WHAT THE TASK REQUIRES: Write only the number of lines in the entries below that contain the word "bytes".

DATA SUPPLIED: Begin

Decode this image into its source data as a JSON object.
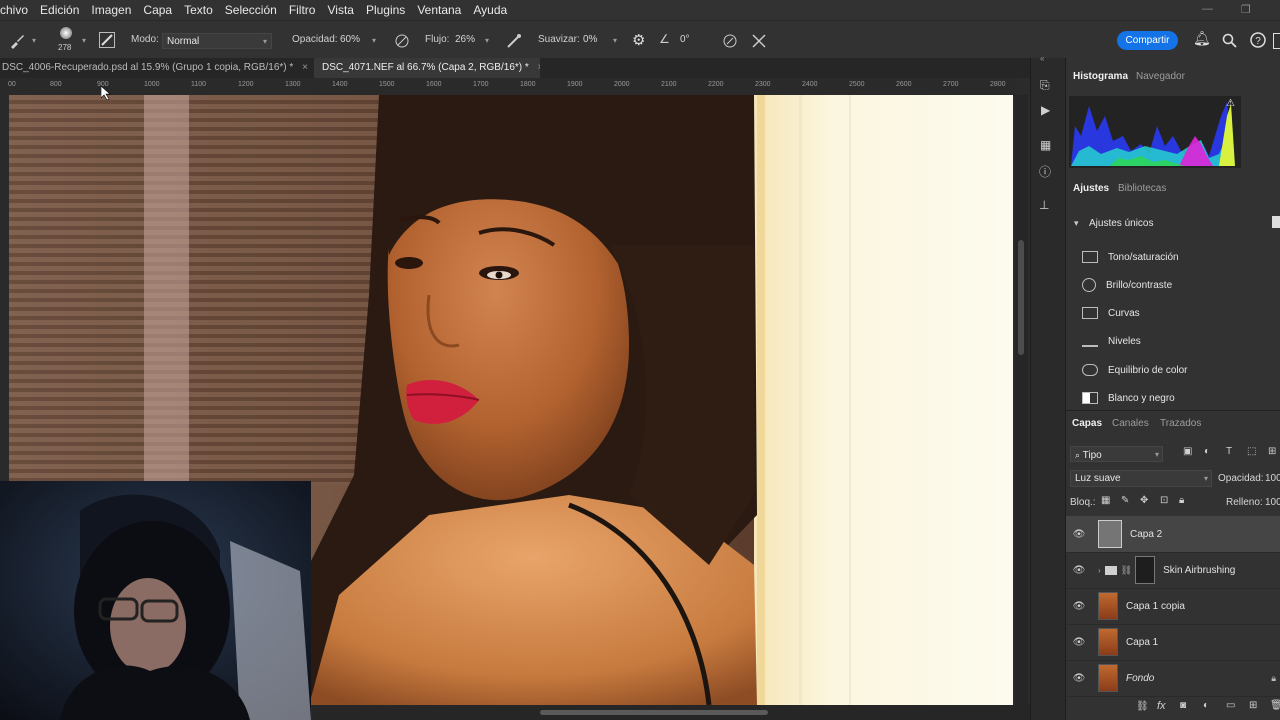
{
  "menu": [
    "chivo",
    "Edición",
    "Imagen",
    "Capa",
    "Texto",
    "Selección",
    "Filtro",
    "Vista",
    "Plugins",
    "Ventana",
    "Ayuda"
  ],
  "options": {
    "brush_size": "278",
    "mode_label": "Modo:",
    "mode_value": "Normal",
    "opacity_label": "Opacidad:",
    "opacity_value": "60%",
    "flow_label": "Flujo:",
    "flow_value": "26%",
    "smooth_label": "Suavizar:",
    "smooth_value": "0%",
    "angle_value": "0°",
    "share_label": "Compartir"
  },
  "tabs": [
    {
      "label": "DSC_4006-Recuperado.psd al 15.9% (Grupo 1 copia, RGB/16*) *",
      "close": "×"
    },
    {
      "label": "DSC_4071.NEF al 66.7% (Capa 2, RGB/16*) *",
      "close": "×"
    }
  ],
  "ruler": [
    "00",
    "800",
    "900",
    "1000",
    "1100",
    "1200",
    "1300",
    "1400",
    "1500",
    "1600",
    "1700",
    "1800",
    "1900",
    "2000",
    "2100",
    "2200",
    "2300",
    "2400",
    "2500",
    "2600",
    "2700",
    "2800"
  ],
  "panel": {
    "top_tabs": [
      "Histograma",
      "Navegador"
    ],
    "adj_tabs": [
      "Ajustes",
      "Bibliotecas"
    ],
    "section_title": "Ajustes únicos",
    "adjustments": [
      {
        "label": "Tono/saturación",
        "icon": "hue-saturation-icon"
      },
      {
        "label": "Brillo/contraste",
        "icon": "brightness-icon"
      },
      {
        "label": "Curvas",
        "icon": "curves-icon"
      },
      {
        "label": "Niveles",
        "icon": "levels-icon"
      },
      {
        "label": "Equilibrio de color",
        "icon": "color-balance-icon"
      },
      {
        "label": "Blanco y negro",
        "icon": "black-white-icon"
      }
    ],
    "layer_tabs": [
      "Capas",
      "Canales",
      "Trazados"
    ],
    "filter_kind": "Tipo",
    "blend_mode": "Luz suave",
    "opacity_label": "Opacidad:",
    "opacity_value": "100",
    "lock_label": "Bloq.:",
    "fill_label": "Relleno:",
    "fill_value": "100",
    "layers": [
      {
        "name": "Capa 2",
        "selected": true
      },
      {
        "name": "Skin Airbrushing",
        "group": true
      },
      {
        "name": "Capa 1 copia"
      },
      {
        "name": "Capa 1"
      },
      {
        "name": "Fondo",
        "italic": true
      }
    ]
  },
  "colors": {
    "accent": "#1473e6",
    "lips": "#d0203d"
  }
}
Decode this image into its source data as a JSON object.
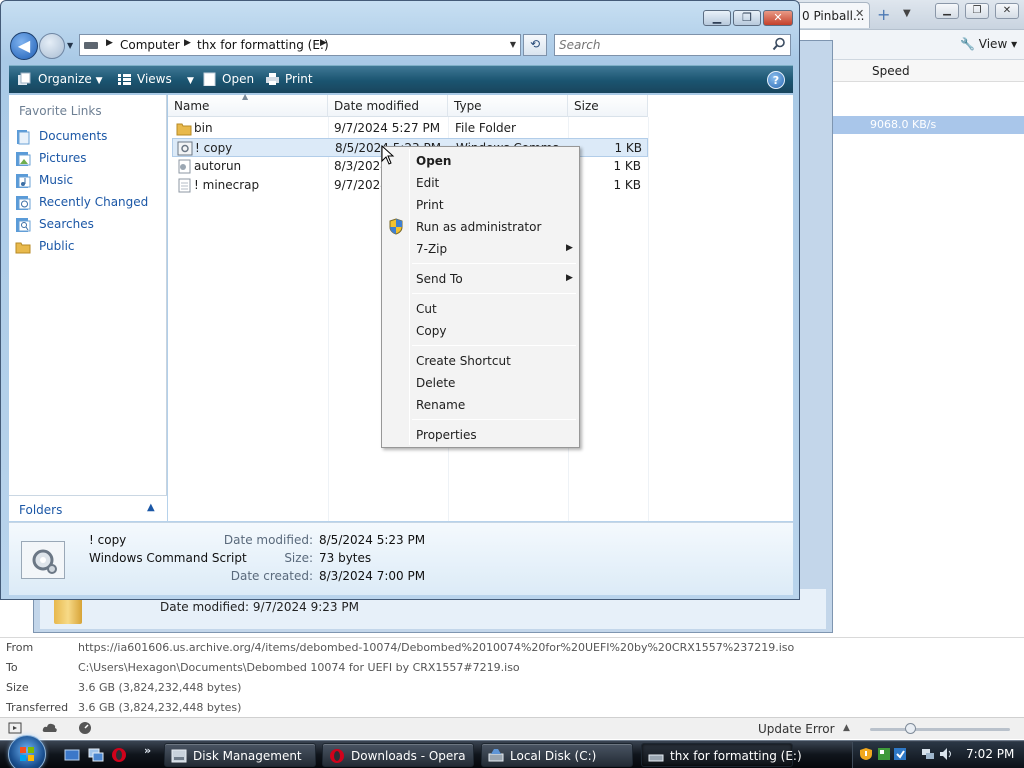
{
  "opera": {
    "tab_title": "0 Pinball...",
    "view_label": "View",
    "speed_header": "Speed",
    "speed_value": "9068.0 KB/s",
    "details": {
      "from_label": "From",
      "from_value": "https://ia601606.us.archive.org/4/items/debombed-10074/Debombed%2010074%20for%20UEFI%20by%20CRX1557%237219.iso",
      "to_label": "To",
      "to_value": "C:\\Users\\Hexagon\\Documents\\Debombed 10074 for UEFI by CRX1557#7219.iso",
      "size_label": "Size",
      "size_value": "3.6 GB (3,824,232,448 bytes)",
      "transferred_label": "Transferred",
      "transferred_value": "3.6 GB (3,824,232,448 bytes)"
    },
    "status": {
      "update_error": "Update Error"
    }
  },
  "background_window": {
    "date_modified_text": "Date modified: 9/7/2024 9:23 PM"
  },
  "explorer": {
    "address": {
      "crumbs": [
        "Computer",
        "thx for formatting (E:)"
      ]
    },
    "search": {
      "placeholder": "Search"
    },
    "toolbar": {
      "organize": "Organize",
      "views": "Views",
      "open": "Open",
      "print": "Print"
    },
    "nav": {
      "header": "Favorite Links",
      "items": [
        {
          "label": "Documents",
          "icon": "documents-icon"
        },
        {
          "label": "Pictures",
          "icon": "pictures-icon"
        },
        {
          "label": "Music",
          "icon": "music-icon"
        },
        {
          "label": "Recently Changed",
          "icon": "recently-changed-icon"
        },
        {
          "label": "Searches",
          "icon": "searches-icon"
        },
        {
          "label": "Public",
          "icon": "public-folder-icon"
        }
      ],
      "folders_label": "Folders"
    },
    "columns": [
      "Name",
      "Date modified",
      "Type",
      "Size"
    ],
    "files": [
      {
        "name": "bin",
        "date": "9/7/2024 5:27 PM",
        "type": "File Folder",
        "size": "",
        "icon": "folder-icon"
      },
      {
        "name": "! copy",
        "date": "8/5/2024 5:23 PM",
        "type": "Windows Comma...",
        "size": "1 KB",
        "icon": "script-icon",
        "selected": true
      },
      {
        "name": "autorun",
        "date": "8/3/2024",
        "type": "",
        "size": "1 KB",
        "icon": "settings-file-icon"
      },
      {
        "name": "! minecrap",
        "date": "9/7/2024",
        "type": "",
        "size": "1 KB",
        "icon": "text-file-icon"
      }
    ],
    "details_pane": {
      "name": "! copy",
      "kind": "Windows Command Script",
      "modified_label": "Date modified:",
      "modified_value": "8/5/2024 5:23 PM",
      "size_label": "Size:",
      "size_value": "73 bytes",
      "created_label": "Date created:",
      "created_value": "8/3/2024 7:00 PM"
    }
  },
  "context_menu": {
    "items": [
      {
        "label": "Open",
        "bold": true
      },
      {
        "label": "Edit"
      },
      {
        "label": "Print"
      },
      {
        "label": "Run as administrator",
        "icon": "uac-shield-icon"
      },
      {
        "label": "7-Zip",
        "submenu": true
      },
      {
        "label": "Send To",
        "submenu": true
      },
      {
        "label": "Cut"
      },
      {
        "label": "Copy"
      },
      {
        "label": "Create Shortcut"
      },
      {
        "label": "Delete"
      },
      {
        "label": "Rename"
      },
      {
        "label": "Properties"
      }
    ]
  },
  "taskbar": {
    "buttons": [
      {
        "label": "Disk Management",
        "icon": "disk-management-icon"
      },
      {
        "label": "Downloads - Opera",
        "icon": "opera-icon"
      },
      {
        "label": "Local Disk (C:)",
        "icon": "drive-icon"
      },
      {
        "label": "thx for formatting (E:)",
        "icon": "drive-icon",
        "active": true
      }
    ],
    "clock": "7:02 PM",
    "colors": {
      "accent": "#1a5470",
      "selection": "#dceaf8",
      "link": "#1b57a6"
    }
  }
}
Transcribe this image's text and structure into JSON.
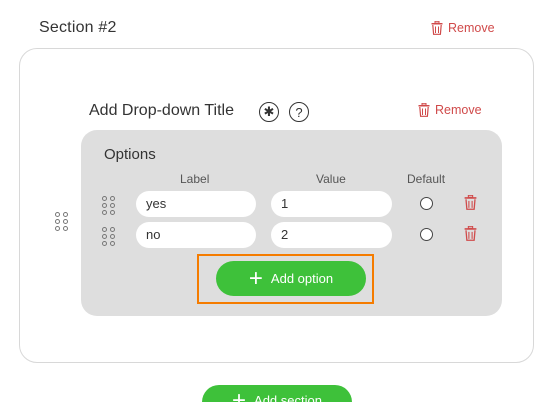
{
  "section": {
    "title": "Section #2",
    "remove_label": "Remove"
  },
  "dropdown": {
    "title": "Add Drop-down Title",
    "required_symbol": "✱",
    "help_symbol": "?",
    "remove_label": "Remove"
  },
  "options": {
    "heading": "Options",
    "columns": {
      "label": "Label",
      "value": "Value",
      "default": "Default"
    },
    "rows": [
      {
        "label": "yes",
        "value": "1",
        "default": false
      },
      {
        "label": "no",
        "value": "2",
        "default": false
      }
    ],
    "add_option_label": "Add option"
  },
  "add_section_label": "Add section",
  "icons": {
    "remove": "trash-icon",
    "drag": "drag-handle-icon",
    "add": "plus-icon",
    "required": "asterisk-icon",
    "help": "question-icon"
  },
  "colors": {
    "accent_green": "#3ec13a",
    "danger_red": "#d04a4a",
    "highlight_orange": "#f57c00",
    "panel_gray": "#dedede"
  }
}
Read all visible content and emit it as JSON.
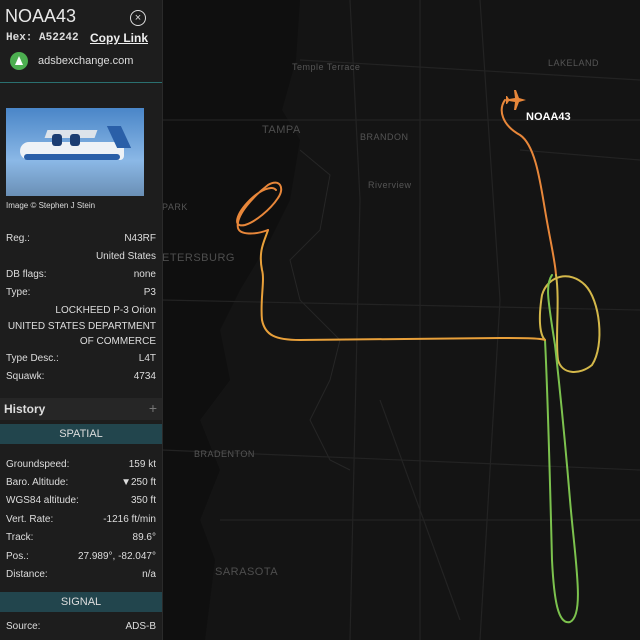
{
  "map": {
    "cities": [
      {
        "name": "Temple Terrace",
        "cls": "city"
      },
      {
        "name": "LAKELAND",
        "cls": "city"
      },
      {
        "name": "TAMPA",
        "cls": "city big"
      },
      {
        "name": "BRANDON",
        "cls": "city"
      },
      {
        "name": "Riverview",
        "cls": "city"
      },
      {
        "name": "PARK",
        "cls": "city"
      },
      {
        "name": "ETERSBURG",
        "cls": "city big"
      },
      {
        "name": "BRADENTON",
        "cls": "city"
      },
      {
        "name": "SARASOTA",
        "cls": "city big"
      }
    ],
    "aircraft_label": "NOAA43",
    "track_colors": {
      "orange": "#e8873a",
      "yellow": "#d4b84a",
      "green": "#7cc24e"
    }
  },
  "panel": {
    "callsign": "NOAA43",
    "close_icon": "×",
    "hex_label": "Hex:",
    "hex": "A52242",
    "copy_link": "Copy Link",
    "site": "adsbexchange.com",
    "photo_credit": "Image © Stephen J Stein",
    "details": {
      "reg_label": "Reg.:",
      "reg": "N43RF",
      "country": "United States",
      "db_flags_label": "DB flags:",
      "db_flags": "none",
      "type_label": "Type:",
      "type": "P3",
      "model": "LOCKHEED P-3 Orion",
      "owner_line1": "UNITED STATES DEPARTMENT",
      "owner_line2": "OF COMMERCE",
      "type_desc_label": "Type Desc.:",
      "type_desc": "L4T",
      "squawk_label": "Squawk:",
      "squawk": "4734"
    },
    "history": "History",
    "history_plus": "+",
    "spatial_title": "SPATIAL",
    "spatial": [
      {
        "label": "Groundspeed:",
        "value": "159 kt"
      },
      {
        "label": "Baro. Altitude:",
        "value": "▼250 ft"
      },
      {
        "label": "WGS84 altitude:",
        "value": "350 ft"
      },
      {
        "label": "Vert. Rate:",
        "value": "-1216 ft/min"
      },
      {
        "label": "Track:",
        "value": "89.6°"
      },
      {
        "label": "Pos.:",
        "value": "27.989°, -82.047°"
      },
      {
        "label": "Distance:",
        "value": "n/a"
      }
    ],
    "signal_title": "SIGNAL",
    "signal": [
      {
        "label": "Source:",
        "value": "ADS-B"
      }
    ]
  }
}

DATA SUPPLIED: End

WRITTEN RESPONSE: 3